Do Electric Cars Get Used Less?
On a cost-per-mile basis, electric cars can cost substantially less than gasoline cars to operate, but a recent study shows that most electric cars are driven much less than the average gasoline car. iSeeCars, a data research company that tracks car deals and trends, analyzed data from over 860,000 vehicles to determine how far EVs were being driven over three years – and compared that data to internal combustion engine (ICE) vehicles. On average, an electric car gets driven almost 29 percent less than a gas car annually.
What are the Most Driven Electric Cars?
Some electric cars get driven more than others. Tesla vehicles are the most-driven EVs, with the Model S, Model X, Model 3, and Model Y all covering above-average mileage.
- The Model X, Tesla’s largest vehicle, with three rows of seating, is the most-driven EV in America, averaging 10,378 miles per year; it has an average EPA range estimate of 341 miles
- The Tesla Model Y averages 10,199 miles per year, and has an average EPA range estimate of 316 miles
- The Tesla Model 3 averages 9,960 miles a year, and has an average EPA range estimate of 279 miles
- The Tesla Model S averages 9,340 miles a year, and has an average EPA range estimate of 378 miles
Because Tesla vehicles represent such a huge part of the overall electric car population, every other model logged lower-than-average mileage. The Hyundai Kona Electric, Chevrolet Bolt, Audi E-Tron Sportback, Jaguar i-Pace, Hyundai Ioniq, Kia Niro Electric, and Nissan Leaf, logged between 8,260 and 6,395 miles a year on average. The least-driven electric vehicle is the Porsche Taycan, a powerful, sporty sedan, which averages just 4,846 miles a year – half as much as the similarly-sized Tesla Model S.
How Does Range Affect EV Usage?
Interestingly, iSeeCars saw a correlation between the EPA estimated range and the number of miles driven annually – perhaps reflecting the phenomenon of range anxiety. Indeed, iSeeCars actually tried to quantify how much range anxiety affects the number of average miles driven.
Said iSeeCars’ executive analyst Karl Brauer: “Looking at 3-year-old electric cars, we see EV owners willing to drive an additional 23 miles per year for every additional mile of range their vehicle offers. That means EVs, on average, need an additional 161 miles of range to get them to the 12,578-mile annual driving distance we see from traditional, gasoline-powered vehicles.”

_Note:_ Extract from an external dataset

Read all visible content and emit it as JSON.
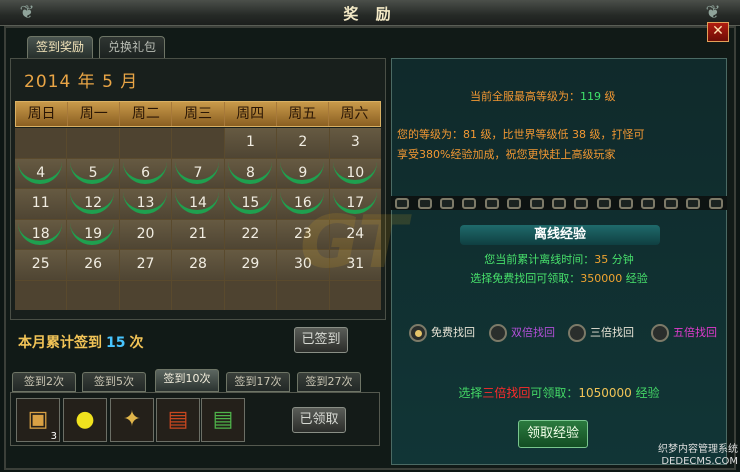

All of which means that in order for Americans to drive the same average annual distance in an EV that they would in a gasoline vehicle, their EV would need a range of about 440 miles. Which, iSeeCars says, is almost the exact average range for three-year-old gasoline vehicles, which have an average EPA rating of 24.7 mpg, and an average fuel tank capacity of 18 gallons.
Range Anxiety: Not Relevant in Real World Use
Real-world use suggests that these EV drivers shouldn’t really be feeling range anxiety, particularly if they are able to charge at home. The Department of Transportation’s most recent household travel survey suggests that the average car trip is less than 10 miles, and less than 10 percent of car trips are more than 30 miles, and only 1 percent of car trips are more than 90 miles. Even at double that distance, almost every EV on the market has more than enough range to cover those use cases.
Why the lower mileage then? While operating costs for EVs might be low, it’s safe to say that range anxiety remains a factor in how drivers use their vehicles. As studies have shown, drivers still have concerns about access to public charging. Even when public charging is available, the time it takes to “refuel” an EV is still a lot longer than filling an ICE car with gas.